How to Survive College with a Frugal Mother
Growing up in a household where money was always scarce, we often used what we could to get by. If that meant buying the cheaper box of cereal or buying the off-brand Oreos, we did what we had to to keep a roof over our heads. With my parents' constant fighting and bickering over money and finances, I grew up in fear of money. When I received birthday money or money for chores, I would keep it to myself. I wouldn't spend it in fear of not having any money like my parents. Throughout the years, this grew into an obsession of hoarding money and not spending it on frivolous things. As a second-year college student, I can attest that I have slowly begun to let my obsession with going broke and losing money break. Nowadays, I spend money things that I know will benefit me. From hair products (I am an African American female with coily hair. My pride and crown, so hair products are a big deal to me) to clothes that I know I need (new leggings because all mine have holes in them, new dresses because I've gained a little bit of weight do to quarantine. Items that I know I need and will benefit me in the long run). I also spend money on fresh produce because I've gotten into cooking recently. Even though sometimes it still pains me to see deductions in my bank account.
Now, where does my mother come into all this? My mother is an extremely frugal person and my entire family knows this. If she can cut the cost of something, she will. If she doesn't need it, she doesn't buy it. Which is where my parents hit a discourse. My father doesn't try to live outside of his means, but if he wants to spend a little bit of money on something, he will. Take for instance, the last couple of times I've gone to the grocery store with my father. When he shops, he doesn't look for the best prices, generally it's a just get it, it doesn't matter. My mother on the other hand will go into a grocery store with coupons, a store discount and the ads that grocery stores give at the front of the store. "If it isn't on sale, I'm not getting it" is her mantra. I remember going to the store one day and getting a loaf of bread for $5.99 with my father. He didn't care about the price and I thought it would be fine because it was a quality bread type (brioche). Once we got home however, I didn't get to hear the end of it for buying a $6 loaf of bread. "Do you know how many bread loaves you could have got for $6?! I can't believe you really spent $6 on a loaf of bread Diara!? Did you even look for a deal? You're not even bringing any money into this house! You didn't even get the bread that I said to get! I swear everything goes in one year and out the other!" Just for clarification, I am a nineteen-year-old who can buy her own groceries, but when I make a little mistake, I get reprimanded for it.
I say this all to say that over the years, I have become both my mother and my father when it comes to spending money. Usually when I shop, I have a budget of how much I feel is right to spend. On hair care products and products for health, it's usually around $20-$30. If it's grocery shopping for a particular meal I try to spend around $15-$20. I never try to live outside of my meals unless I really can. Maybe splurging on a car or putting money towards retirement and a home. I try to look for deals when shopping along with putting money into products that I know are quality (even if that means spending a little bit more).
Finally, I want to end with a few times that got me through my first year of college, without a job and basically paying out of pocket.

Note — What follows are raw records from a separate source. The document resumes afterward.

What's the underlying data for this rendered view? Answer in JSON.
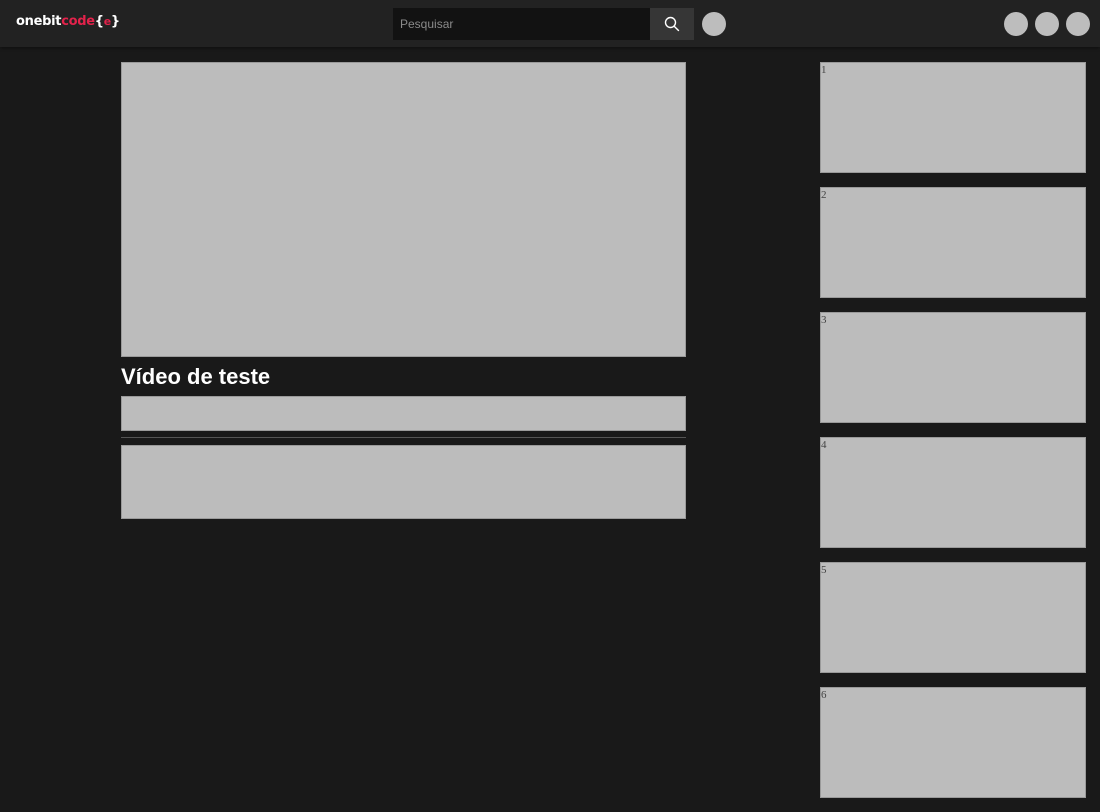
{
  "header": {
    "logo": {
      "part1": "onebit",
      "part2": "code",
      "part3": "{",
      "part4": "e",
      "part5": "}"
    },
    "search": {
      "placeholder": "Pesquisar"
    }
  },
  "video": {
    "title": "Vídeo de teste"
  },
  "recommendations": [
    "1",
    "2",
    "3",
    "4",
    "5",
    "6"
  ],
  "colors": {
    "background": "#191919",
    "topbar": "#222222",
    "accent": "#e3224b",
    "placeholder_block": "#bcbcbc"
  }
}
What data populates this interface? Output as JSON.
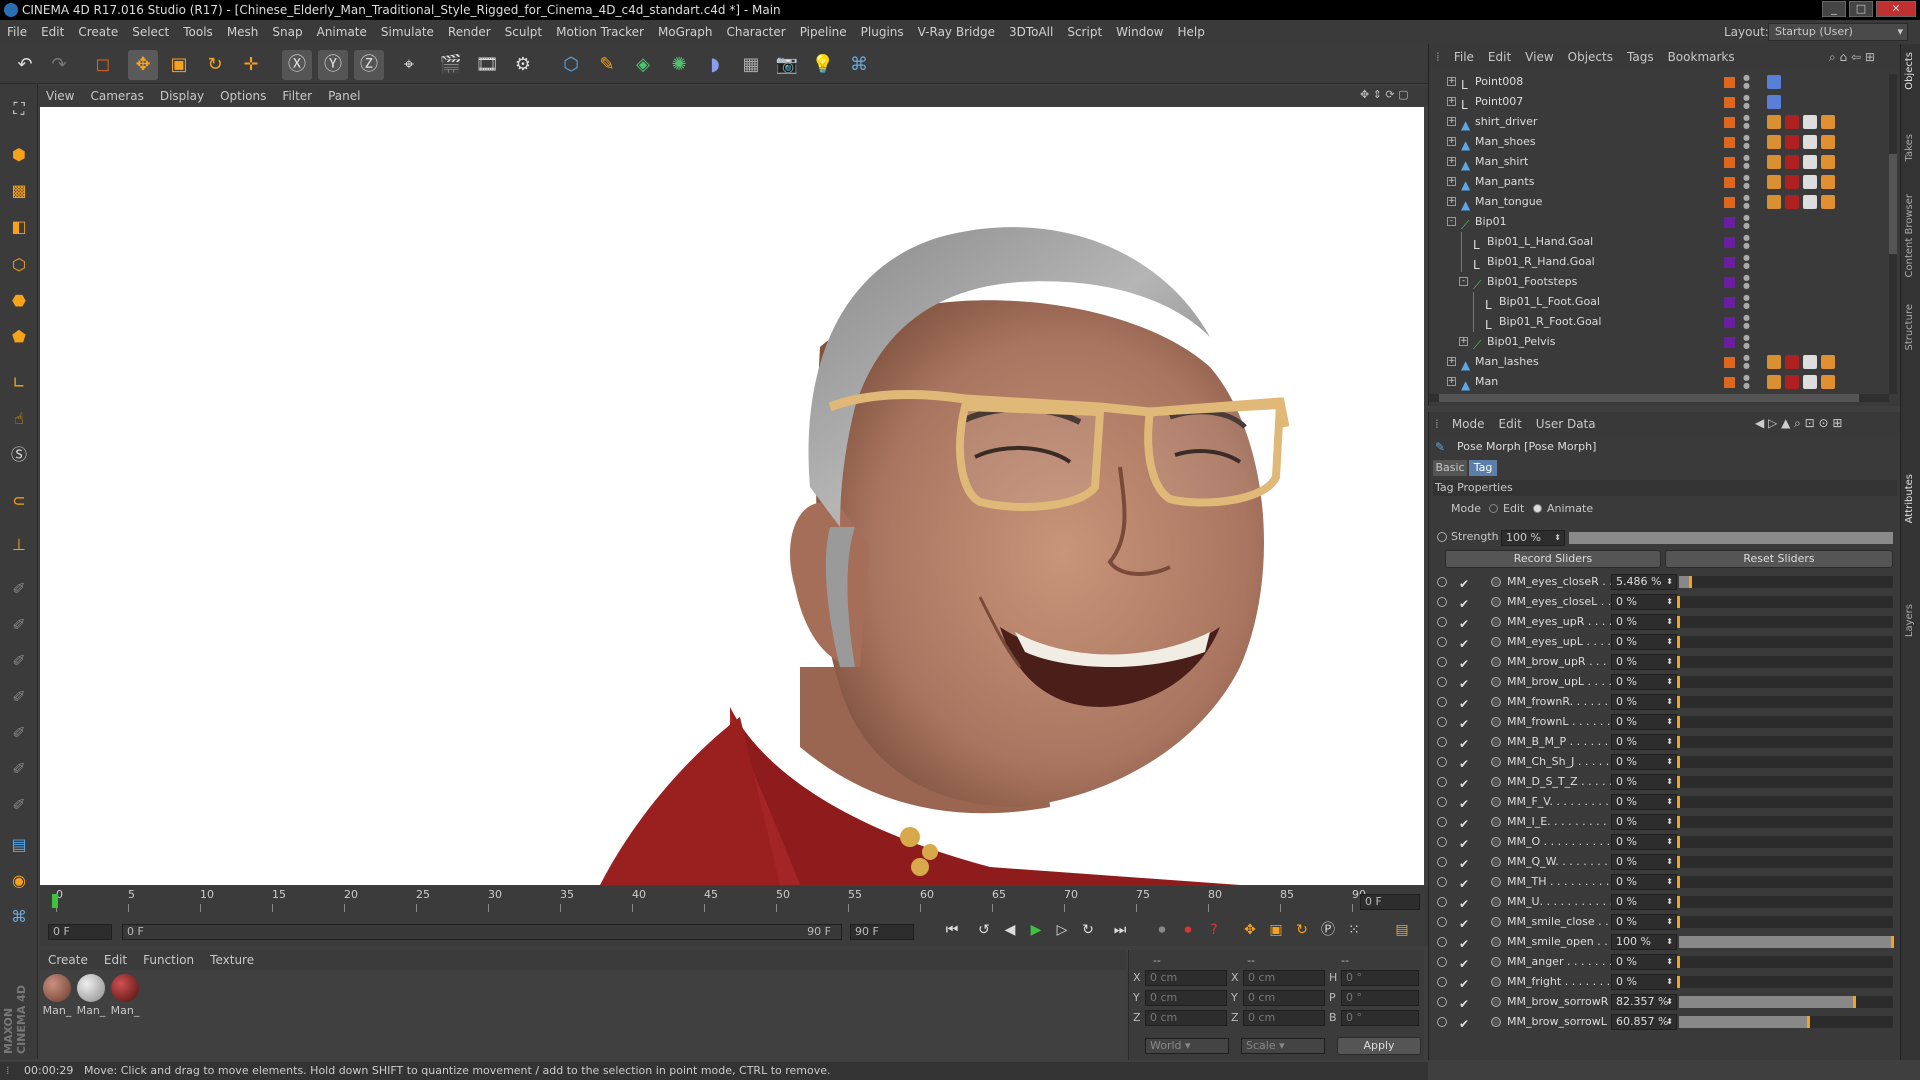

One major tip is trying to find jobs on your college campus. My roommate works in the common food area and our food area is always hiring. There are also desk assistant jobs that often are hiring. I know this is an obvious tip, but always look for odd jobs around the campus. The next thing that saved me in college was getting an Amazon Prime account free for six months. If you're a college student, you are able to get Amazon Prime for free for six months! Simply put in your college email address and you're done! And after your six-month trial, you also get a discounted Amazon Prime account, costing about $6 and some change every month. My final tip is something that I have been saying throughout this article, don't live outside of your means. This is a tip that everyone needs to hear. If you don't have the money for it, you probably don't need it. I know lots of people who go out and buy the newest pair of Jordans when they drop, but don't have the money to pay their bills. Sometimes it's okay to spend some money on yourself, but it shouldn't be an often occurrence. Save some money and put it aside for a rainy day or a worldwide pandemic. It'll make you feel better to have money and not spend it than to need money and not have any.
I hope that this article reaches someone who may have had similar experiences to mine, growing up in a household that didn't have much money. My parents never made us feel as though we didn't have money. We always had new iPods, new clothes, new shoes. Honestly, I never felt like we were poor until my parents began arguing over money and our financial problems. Hopefully I can help one person with my story. Thank you!